On 12 August 2005, Claudina Isabel Velázquez Paíz, a 19-year-old law student left her home in Guatemala City to go to
university. It was the last time her family saw her alive.
Claudina’s body was found on 13 August 2005. She had been raped and shot in the head.
“Claudina is yet another victim in a country that fails to protect women from violence,” said Amnesty International on
the eve of the International Day for the Elimination of Violence Against Women, which is being marked in Guatemala with
activities organized by victims’ relatives and NGOs .
As with the hundreds of other cases of women killed in Guatemala, preliminary investigations around the case of Claudina
Whilst forensic doctors carried out basic tests on Claudina’s body, the authorities failed to pursue important leads. No
forensic tests were carried out on her clothes. Instead, they were returned to her family, potentially losing important
evidence. No tests were carried out on the main suspects to determine whether they had fired a gun. Potential witnesses
and valuable leads were also reportedly not pursued.
Since the publication in June 2005 of Amnesty International’s report on killings of women, Guatemalan civil society has
continued to press the authorities to deal effectively with the killings. As of July 2005, there has been a draft law in
Congress to create a National Forensic Institute. However, Amnesty International is disappointed that the draft law does
not appear to have government backing.
Amnesty International welcomes the increase of resources assigned to the investigation of murders of women within the
Special Prosecutor's Office for Crimes Against Life. “However, as long as the vast majority of killings remain
uninvestigated and unpunished, these steps remain inadequate,” said Amnesty International.
According to information received by Amnesty International, the transfer of cases of murdered women to the Special
Prosecutor's Office for Crimes Against Life since January 2005 has not secured convictions or sentences on any cases.
According to press reports, 531 women were killed between January and October 2005, surpassing the total figure of 527
in 2004. The police have also reported that sexual violence against women has increased.
“Claudina’s parents would have been celebrating her 20th birthday on 21 November. Instead, they are fighting for justice
for the killing of their daughter.”

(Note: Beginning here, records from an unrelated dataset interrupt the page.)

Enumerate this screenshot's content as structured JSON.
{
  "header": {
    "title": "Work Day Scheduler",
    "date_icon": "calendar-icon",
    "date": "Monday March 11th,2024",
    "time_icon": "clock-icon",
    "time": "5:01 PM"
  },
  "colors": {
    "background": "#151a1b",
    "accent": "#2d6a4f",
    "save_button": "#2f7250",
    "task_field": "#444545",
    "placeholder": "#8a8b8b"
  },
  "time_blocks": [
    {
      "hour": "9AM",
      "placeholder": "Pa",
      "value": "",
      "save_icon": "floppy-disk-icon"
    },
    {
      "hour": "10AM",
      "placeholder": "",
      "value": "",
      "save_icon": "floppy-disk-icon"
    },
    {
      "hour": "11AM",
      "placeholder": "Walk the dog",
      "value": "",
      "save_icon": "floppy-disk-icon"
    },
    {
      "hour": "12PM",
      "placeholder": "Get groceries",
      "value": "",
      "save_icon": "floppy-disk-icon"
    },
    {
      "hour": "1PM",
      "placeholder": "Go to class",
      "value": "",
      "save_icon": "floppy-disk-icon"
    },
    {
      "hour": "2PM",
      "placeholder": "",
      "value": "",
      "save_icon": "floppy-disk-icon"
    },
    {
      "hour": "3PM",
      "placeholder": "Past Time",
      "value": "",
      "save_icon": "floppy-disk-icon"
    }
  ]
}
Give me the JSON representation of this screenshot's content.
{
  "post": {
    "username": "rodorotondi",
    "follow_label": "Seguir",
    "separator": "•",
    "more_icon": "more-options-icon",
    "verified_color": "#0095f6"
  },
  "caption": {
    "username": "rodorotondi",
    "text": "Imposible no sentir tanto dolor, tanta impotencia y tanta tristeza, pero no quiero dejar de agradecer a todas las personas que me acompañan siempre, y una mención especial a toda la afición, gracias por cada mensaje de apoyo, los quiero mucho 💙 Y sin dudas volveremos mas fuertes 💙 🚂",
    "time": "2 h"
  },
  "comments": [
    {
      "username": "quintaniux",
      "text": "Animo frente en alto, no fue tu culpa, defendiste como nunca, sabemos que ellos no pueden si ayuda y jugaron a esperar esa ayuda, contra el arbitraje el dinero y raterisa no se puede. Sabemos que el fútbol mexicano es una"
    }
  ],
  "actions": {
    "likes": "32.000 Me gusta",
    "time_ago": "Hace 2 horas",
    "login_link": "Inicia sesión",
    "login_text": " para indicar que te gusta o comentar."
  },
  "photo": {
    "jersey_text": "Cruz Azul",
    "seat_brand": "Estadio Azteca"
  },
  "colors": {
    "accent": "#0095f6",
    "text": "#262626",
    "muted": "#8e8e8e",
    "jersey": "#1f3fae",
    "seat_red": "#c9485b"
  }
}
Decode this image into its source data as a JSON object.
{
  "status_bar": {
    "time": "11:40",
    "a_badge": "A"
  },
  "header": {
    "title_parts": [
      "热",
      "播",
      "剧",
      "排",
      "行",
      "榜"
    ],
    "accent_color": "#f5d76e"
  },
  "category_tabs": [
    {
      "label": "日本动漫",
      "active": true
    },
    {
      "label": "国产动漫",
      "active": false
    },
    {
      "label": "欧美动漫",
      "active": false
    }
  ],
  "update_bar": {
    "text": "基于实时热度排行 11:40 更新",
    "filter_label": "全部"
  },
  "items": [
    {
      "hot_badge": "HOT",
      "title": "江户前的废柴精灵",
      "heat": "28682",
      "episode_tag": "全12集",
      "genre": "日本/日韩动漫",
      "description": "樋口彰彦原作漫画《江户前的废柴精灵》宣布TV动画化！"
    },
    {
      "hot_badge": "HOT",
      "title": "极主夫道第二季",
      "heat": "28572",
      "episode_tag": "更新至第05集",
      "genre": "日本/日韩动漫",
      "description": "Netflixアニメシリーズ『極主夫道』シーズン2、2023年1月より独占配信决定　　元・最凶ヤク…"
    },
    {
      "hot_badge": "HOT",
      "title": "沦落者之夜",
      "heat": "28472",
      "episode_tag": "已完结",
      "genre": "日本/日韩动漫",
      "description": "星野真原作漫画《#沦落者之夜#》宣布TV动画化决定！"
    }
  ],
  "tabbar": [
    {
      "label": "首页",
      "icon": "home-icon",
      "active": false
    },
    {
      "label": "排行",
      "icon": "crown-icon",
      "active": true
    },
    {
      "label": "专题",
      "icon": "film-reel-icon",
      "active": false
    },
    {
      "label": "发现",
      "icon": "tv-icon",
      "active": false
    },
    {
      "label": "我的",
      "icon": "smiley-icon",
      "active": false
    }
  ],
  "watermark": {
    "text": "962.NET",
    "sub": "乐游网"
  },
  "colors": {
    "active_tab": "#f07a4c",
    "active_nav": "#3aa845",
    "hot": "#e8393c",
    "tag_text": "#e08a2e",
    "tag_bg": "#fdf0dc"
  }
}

Amnesty International members across the Americas will mark the International Day for the Elimination of Violence
Against Women by visiting Guatemalan embassies in their countries calling for justice for the hundreds of cases of
murdered women in Guatemala.